SPRINT Trials: Update From ASHWill more aggressive BP control reduce the risk of CV outcomes? Finally, some answers.
Hypertension 2-case QuizResistant hypertension? A hypertensive emergency? Select your strategy and then find out if the evidence supports it.
App Review: The ACC-AHA ASCVD Risk Estimator
App Review: The ACC-AHA ASCVD Risk EstimatorThe practice of CVD risk estimation shifted radically in 2013. The ACC-AHA app helps you connect the new dots.
ACC 2016 – Full of Snow and ScienceOur cardiologist blogger highlights PARTNER-2, HOPE-3, and sessions on women in cardiology at ACC.16.
6 Cardiology Meeting HighlightsResearchers presented several new findings about statins and non-statins at ACC.16. This brief roundup summarizes these and other noteworthy reports.
CardioScience Update, 4 New StudiesHighlights of four recent studies in hypertension, heart failure, preeclampsia expose vulnerable populations.
A Hypertension Quiz in 3 CasesFind out what you know about how to avoid therapeutic inertia in treatment of hypertension.
Time to Retire Beta-Blockers in Uncomplicated Hypertension
Time to Retire Beta-Blockers in Uncomplicated HypertensionBeta-blockers were one of the first modern medications used for the treatment of blood pressure. Before 1950, treatment options for hypertension were limited. The alphabet soup of medications -- reserpine, pentaquine, hydralazine, and guanethidine -- were notorious for inducing orthostasis, sedation, constipation, impotence, or blurry vision.
Testosterone Tx Gives Weak Signal for Cardiovascular RiskThere is no compelling evidence that testosterone therapy increases or decreases cardiovascular risk, according to a new position statement from the American Academy of Clinical Endocrinologists (AACE). The statement was issued in response to recent publications that have raised concern that testosterone replacement therapy (TRT) increases cardiovascular risks in men and media reports about the dangers of testosterone therapy.

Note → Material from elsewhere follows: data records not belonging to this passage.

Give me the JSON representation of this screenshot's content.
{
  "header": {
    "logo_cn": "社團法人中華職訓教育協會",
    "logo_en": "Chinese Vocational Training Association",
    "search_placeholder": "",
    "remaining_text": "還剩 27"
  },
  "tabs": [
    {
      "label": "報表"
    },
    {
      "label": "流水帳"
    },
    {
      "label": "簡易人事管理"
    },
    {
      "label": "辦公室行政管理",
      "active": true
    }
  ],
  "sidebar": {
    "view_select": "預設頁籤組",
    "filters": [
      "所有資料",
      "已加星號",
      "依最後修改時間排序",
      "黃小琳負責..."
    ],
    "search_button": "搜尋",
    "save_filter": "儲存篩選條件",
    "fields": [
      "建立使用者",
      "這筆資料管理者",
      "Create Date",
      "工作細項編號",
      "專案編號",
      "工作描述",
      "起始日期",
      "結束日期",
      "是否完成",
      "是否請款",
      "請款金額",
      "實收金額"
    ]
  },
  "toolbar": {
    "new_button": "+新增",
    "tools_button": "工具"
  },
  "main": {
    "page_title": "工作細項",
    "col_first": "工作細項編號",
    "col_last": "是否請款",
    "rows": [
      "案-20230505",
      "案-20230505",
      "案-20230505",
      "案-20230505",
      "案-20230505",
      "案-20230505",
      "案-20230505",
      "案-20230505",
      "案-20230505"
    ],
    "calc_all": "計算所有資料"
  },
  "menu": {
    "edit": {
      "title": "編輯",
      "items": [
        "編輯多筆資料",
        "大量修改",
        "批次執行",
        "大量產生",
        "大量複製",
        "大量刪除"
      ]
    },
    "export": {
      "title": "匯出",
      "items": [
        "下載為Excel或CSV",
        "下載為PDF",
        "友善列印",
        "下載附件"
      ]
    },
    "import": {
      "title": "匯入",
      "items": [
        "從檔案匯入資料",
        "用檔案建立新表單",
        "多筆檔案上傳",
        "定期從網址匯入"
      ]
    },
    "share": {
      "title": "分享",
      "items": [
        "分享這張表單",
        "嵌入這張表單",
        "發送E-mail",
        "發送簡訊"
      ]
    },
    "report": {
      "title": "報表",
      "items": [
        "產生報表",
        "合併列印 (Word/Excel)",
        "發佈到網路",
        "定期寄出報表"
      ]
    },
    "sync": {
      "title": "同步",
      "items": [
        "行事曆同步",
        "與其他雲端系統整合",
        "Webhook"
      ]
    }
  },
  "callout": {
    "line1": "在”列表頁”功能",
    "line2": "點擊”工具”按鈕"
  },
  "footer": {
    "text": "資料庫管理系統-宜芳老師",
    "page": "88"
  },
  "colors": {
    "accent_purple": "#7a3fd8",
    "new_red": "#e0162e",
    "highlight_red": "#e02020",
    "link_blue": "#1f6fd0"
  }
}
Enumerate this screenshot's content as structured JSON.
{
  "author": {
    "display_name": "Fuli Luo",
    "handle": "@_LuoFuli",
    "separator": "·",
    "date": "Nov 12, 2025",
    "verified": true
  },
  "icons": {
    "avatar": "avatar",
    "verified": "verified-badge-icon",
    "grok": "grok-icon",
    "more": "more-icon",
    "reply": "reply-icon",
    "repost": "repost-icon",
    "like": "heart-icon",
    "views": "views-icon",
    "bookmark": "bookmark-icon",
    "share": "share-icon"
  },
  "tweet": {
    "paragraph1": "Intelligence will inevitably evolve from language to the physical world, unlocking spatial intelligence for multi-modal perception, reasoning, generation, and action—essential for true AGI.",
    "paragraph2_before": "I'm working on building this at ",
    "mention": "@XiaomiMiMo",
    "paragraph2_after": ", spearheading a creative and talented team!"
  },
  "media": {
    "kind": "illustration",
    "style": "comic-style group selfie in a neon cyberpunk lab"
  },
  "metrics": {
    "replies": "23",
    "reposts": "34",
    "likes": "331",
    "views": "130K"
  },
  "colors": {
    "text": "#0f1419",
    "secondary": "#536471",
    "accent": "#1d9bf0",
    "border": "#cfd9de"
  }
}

High Blood Pressure Tied to Greater Risk for T2DElevated blood pressure was associated with an increased risk for diabetes, according to an analysis of the electronic health records (EHRs) and a meta-analysis.